=== Begin Enclosure ===
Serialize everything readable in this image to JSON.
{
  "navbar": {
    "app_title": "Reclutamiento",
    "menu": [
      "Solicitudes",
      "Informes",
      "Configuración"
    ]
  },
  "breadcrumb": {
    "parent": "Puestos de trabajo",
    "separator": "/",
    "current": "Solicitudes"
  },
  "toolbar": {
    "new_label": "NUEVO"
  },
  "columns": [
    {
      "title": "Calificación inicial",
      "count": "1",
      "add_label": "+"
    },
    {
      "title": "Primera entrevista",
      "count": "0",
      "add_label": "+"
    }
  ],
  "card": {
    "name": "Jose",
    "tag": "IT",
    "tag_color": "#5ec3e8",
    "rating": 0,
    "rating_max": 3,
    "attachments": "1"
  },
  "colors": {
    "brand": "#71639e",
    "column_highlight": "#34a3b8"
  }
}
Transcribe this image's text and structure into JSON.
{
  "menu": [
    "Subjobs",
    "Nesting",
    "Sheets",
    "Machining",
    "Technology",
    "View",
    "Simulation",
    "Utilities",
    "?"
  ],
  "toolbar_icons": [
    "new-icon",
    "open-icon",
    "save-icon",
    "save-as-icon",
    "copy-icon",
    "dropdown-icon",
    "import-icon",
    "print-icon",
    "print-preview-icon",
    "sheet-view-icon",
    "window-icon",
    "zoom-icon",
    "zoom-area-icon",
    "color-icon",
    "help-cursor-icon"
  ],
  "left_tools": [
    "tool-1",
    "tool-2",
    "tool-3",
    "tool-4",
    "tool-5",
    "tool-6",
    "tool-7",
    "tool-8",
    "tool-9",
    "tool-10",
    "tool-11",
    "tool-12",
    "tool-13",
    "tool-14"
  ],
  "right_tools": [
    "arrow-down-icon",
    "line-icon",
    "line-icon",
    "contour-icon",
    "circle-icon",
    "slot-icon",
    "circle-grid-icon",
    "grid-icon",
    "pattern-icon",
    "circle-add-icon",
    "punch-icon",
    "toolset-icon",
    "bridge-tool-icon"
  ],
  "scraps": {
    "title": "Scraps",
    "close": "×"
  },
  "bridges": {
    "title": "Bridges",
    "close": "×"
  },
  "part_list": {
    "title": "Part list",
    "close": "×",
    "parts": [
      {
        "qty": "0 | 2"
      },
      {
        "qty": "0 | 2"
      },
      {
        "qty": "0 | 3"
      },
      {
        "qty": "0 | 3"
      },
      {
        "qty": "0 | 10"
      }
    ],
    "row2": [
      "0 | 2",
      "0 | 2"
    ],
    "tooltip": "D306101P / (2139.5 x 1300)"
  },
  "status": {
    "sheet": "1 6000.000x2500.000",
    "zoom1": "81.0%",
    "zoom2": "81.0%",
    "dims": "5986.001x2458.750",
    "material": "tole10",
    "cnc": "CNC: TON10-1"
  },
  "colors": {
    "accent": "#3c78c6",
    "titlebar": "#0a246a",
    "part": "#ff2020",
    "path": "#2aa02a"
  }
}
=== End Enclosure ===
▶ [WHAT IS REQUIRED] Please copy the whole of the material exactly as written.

▶ [RESULT BELOW]
Serialize everything readable in this image to JSON.
{
  "navbar": {
    "app_title": "Reclutamiento",
    "menu": [
      "Solicitudes",
      "Informes",
      "Configuración"
    ]
  },
  "breadcrumb": {
    "parent": "Puestos de trabajo",
    "separator": "/",
    "current": "Solicitudes"
  },
  "toolbar": {
    "new_label": "NUEVO"
  },
  "columns": [
    {
      "title": "Calificación inicial",
      "count": "1",
      "add_label": "+"
    },
    {
      "title": "Primera entrevista",
      "count": "0",
      "add_label": "+"
    }
  ],
  "card": {
    "name": "Jose",
    "tag": "IT",
    "tag_color": "#5ec3e8",
    "rating": 0,
    "rating_max": 3,
    "attachments": "1"
  },
  "colors": {
    "brand": "#71639e",
    "column_highlight": "#34a3b8"
  }
}
Transcribe this image's text and structure into JSON.
{
  "menu": [
    "Subjobs",
    "Nesting",
    "Sheets",
    "Machining",
    "Technology",
    "View",
    "Simulation",
    "Utilities",
    "?"
  ],
  "toolbar_icons": [
    "new-icon",
    "open-icon",
    "save-icon",
    "save-as-icon",
    "copy-icon",
    "dropdown-icon",
    "import-icon",
    "print-icon",
    "print-preview-icon",
    "sheet-view-icon",
    "window-icon",
    "zoom-icon",
    "zoom-area-icon",
    "color-icon",
    "help-cursor-icon"
  ],
  "left_tools": [
    "tool-1",
    "tool-2",
    "tool-3",
    "tool-4",
    "tool-5",
    "tool-6",
    "tool-7",
    "tool-8",
    "tool-9",
    "tool-10",
    "tool-11",
    "tool-12",
    "tool-13",
    "tool-14"
  ],
  "right_tools": [
    "arrow-down-icon",
    "line-icon",
    "line-icon",
    "contour-icon",
    "circle-icon",
    "slot-icon",
    "circle-grid-icon",
    "grid-icon",
    "pattern-icon",
    "circle-add-icon",
    "punch-icon",
    "toolset-icon",
    "bridge-tool-icon"
  ],
  "scraps": {
    "title": "Scraps",
    "close": "×"
  },
  "bridges": {
    "title": "Bridges",
    "close": "×"
  },
  "part_list": {
    "title": "Part list",
    "close": "×",
    "parts": [
      {
        "qty": "0 | 2"
      },
      {
        "qty": "0 | 2"
      },
      {
        "qty": "0 | 3"
      },
      {
        "qty": "0 | 3"
      },
      {
        "qty": "0 | 10"
      }
    ],
    "row2": [
      "0 | 2",
      "0 | 2"
    ],
    "tooltip": "D306101P / (2139.5 x 1300)"
  },
  "status": {
    "sheet": "1 6000.000x2500.000",
    "zoom1": "81.0%",
    "zoom2": "81.0%",
    "dims": "5986.001x2458.750",
    "material": "tole10",
    "cnc": "CNC: TON10-1"
  },
  "colors": {
    "accent": "#3c78c6",
    "titlebar": "#0a246a",
    "part": "#ff2020",
    "path": "#2aa02a"
  }
}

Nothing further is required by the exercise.